It can be hard not to compare your 3-year-old with other kids — or to listen when other people tell you what they think he should be doing at this age. If you're not completely sure what skills are typical for 3-year-olds, check out these developmental milestones. You'll get a better idea of which skills are typically expected to develop this year. You'll also learn whether there are possible developmental trouble spots to discuss with the pediatrician.
This year children are working to get better at the gross and fine motor skills they developed as 2-year-olds. They start doing some new things, too. Most 3-year-olds learn to do things like these by the time they're 4:
Gross Motor Skills
- Run and walk without tripping over own feet
- Jump, hop and stand on one foot

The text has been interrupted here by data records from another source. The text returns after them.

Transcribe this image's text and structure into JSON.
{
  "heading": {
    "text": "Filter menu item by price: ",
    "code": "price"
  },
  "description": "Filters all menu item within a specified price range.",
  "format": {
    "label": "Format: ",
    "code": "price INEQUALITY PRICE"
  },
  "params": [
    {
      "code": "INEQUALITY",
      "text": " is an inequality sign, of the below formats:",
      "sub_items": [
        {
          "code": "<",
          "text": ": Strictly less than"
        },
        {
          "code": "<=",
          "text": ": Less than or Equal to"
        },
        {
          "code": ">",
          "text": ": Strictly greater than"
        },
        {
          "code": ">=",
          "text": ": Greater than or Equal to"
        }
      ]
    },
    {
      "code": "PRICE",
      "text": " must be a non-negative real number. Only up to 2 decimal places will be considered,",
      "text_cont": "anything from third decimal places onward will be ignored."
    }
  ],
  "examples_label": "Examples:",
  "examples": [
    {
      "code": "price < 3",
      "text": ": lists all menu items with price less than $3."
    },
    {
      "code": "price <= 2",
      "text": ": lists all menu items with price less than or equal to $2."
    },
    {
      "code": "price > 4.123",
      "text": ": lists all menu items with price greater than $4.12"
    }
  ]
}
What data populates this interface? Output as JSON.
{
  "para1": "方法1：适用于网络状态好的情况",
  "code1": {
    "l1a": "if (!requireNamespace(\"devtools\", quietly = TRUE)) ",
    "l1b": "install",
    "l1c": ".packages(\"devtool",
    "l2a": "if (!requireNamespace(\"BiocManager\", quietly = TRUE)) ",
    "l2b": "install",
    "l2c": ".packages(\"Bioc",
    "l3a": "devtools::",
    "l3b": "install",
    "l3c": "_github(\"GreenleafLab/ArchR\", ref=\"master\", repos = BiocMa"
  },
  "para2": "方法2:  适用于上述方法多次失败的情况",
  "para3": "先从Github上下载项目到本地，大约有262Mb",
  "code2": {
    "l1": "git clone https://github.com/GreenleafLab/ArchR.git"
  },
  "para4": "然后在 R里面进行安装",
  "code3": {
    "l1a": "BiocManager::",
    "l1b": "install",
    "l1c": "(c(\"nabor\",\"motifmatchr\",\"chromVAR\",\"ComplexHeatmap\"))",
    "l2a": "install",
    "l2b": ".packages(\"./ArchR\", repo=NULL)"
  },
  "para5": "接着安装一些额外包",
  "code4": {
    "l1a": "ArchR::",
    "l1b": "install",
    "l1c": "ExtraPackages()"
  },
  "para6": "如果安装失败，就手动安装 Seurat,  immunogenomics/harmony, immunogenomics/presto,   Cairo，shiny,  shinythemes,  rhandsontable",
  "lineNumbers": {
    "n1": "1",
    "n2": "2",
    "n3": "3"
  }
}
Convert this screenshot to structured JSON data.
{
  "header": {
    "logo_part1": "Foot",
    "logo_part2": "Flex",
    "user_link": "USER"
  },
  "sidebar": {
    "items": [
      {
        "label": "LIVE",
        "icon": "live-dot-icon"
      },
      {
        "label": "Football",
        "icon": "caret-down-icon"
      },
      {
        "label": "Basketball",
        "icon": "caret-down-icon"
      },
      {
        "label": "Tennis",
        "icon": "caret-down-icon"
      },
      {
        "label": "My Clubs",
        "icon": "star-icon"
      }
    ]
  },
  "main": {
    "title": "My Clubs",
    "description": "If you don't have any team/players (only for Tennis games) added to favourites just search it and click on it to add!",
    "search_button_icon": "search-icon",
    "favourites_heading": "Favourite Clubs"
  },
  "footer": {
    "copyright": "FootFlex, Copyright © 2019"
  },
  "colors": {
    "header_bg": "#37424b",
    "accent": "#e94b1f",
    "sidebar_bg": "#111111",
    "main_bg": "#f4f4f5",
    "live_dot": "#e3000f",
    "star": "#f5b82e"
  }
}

- Walk backwards and climb stairs one foot after the other
- Kick and throw a small ball; catch a bigger ball most of the time
- Start pedaling a tricycle or bike
Fine Motor Skills
- Draw a circle with a crayon, pencil or marker (Get tips to help young kids learn to write.)
- Play with toys with small moving parts and buttons
- Turn the pages of a book one at a time
- Build with Mega Bloks and create towers of six or more blocks
- Work door handles and twist-on bottle tops
This year, children start learning new things about the world. They often think of creative approaches to tasks and activities. By the end of this year, typical cognitive milestones include being able to do things like:
- Name the eight colors in a crayon box (red, yellow, blue, green, orange, purple, brown, black)
- Recite numbers to 10 and start counting groups of things
- Start understanding time in terms of morning, night and days of the week
- Remember and retell favorite stories
- Understand and talk about things that are the "same" and "different"
- Follow simple three-step directions ("Brush your teeth, wash your face and put on your pajamas.")
By the end of the year, 3-year-olds typically have a lot to say. They also understand more of what you say—but may not always follow your directions. Kids this age typically use language like this:
- Use the basic rules of grammar, but make mistakes with words that don't follow the rules, like saying "mouses" instead of "mice"
- Speak well enough that most strangers can understand what they're saying
- Use five or six words in a sentence and have a two- to three-sentence conversation
- Tell you their name, the name of at least one friend and the names of most common objects
- Understand words like "in," "on," "behind" and "next"
- Ask "wh" questions, like "why," to get more information about things
Social and Emotional Milestones
Three-year-olds are an interesting mix of independent, playful and fearful. By the end of their fourth year, most 3-year-olds do these things:
- Be interested—although hesitant—about going new places and trying new things
- Start to play with children (as opposed to only playing side-by-side)
- Start being able to comfort and show concern for an unhappy friend without prompting
- Take turns while playing (even if they don't like to)
- Play "real life" with toys like play kitchens
- Start finding simple ways to solve arguments and disagreements
- Show (but maybe not name) a variety of emotions beyond happy, sad and mad
Remember that kids develop at different rates. If your child is late to do a few of these things, don't panic. If your 3-year-old isn't able to do many of these things as he approaches age 4, consider talking to his doctor about an evaluation to look at your child's skills.
Children have their sense of initiative reinforced by being given the freedom and encouragement to play. Now it is important for kids to learn that they can exert power over themselves and the world.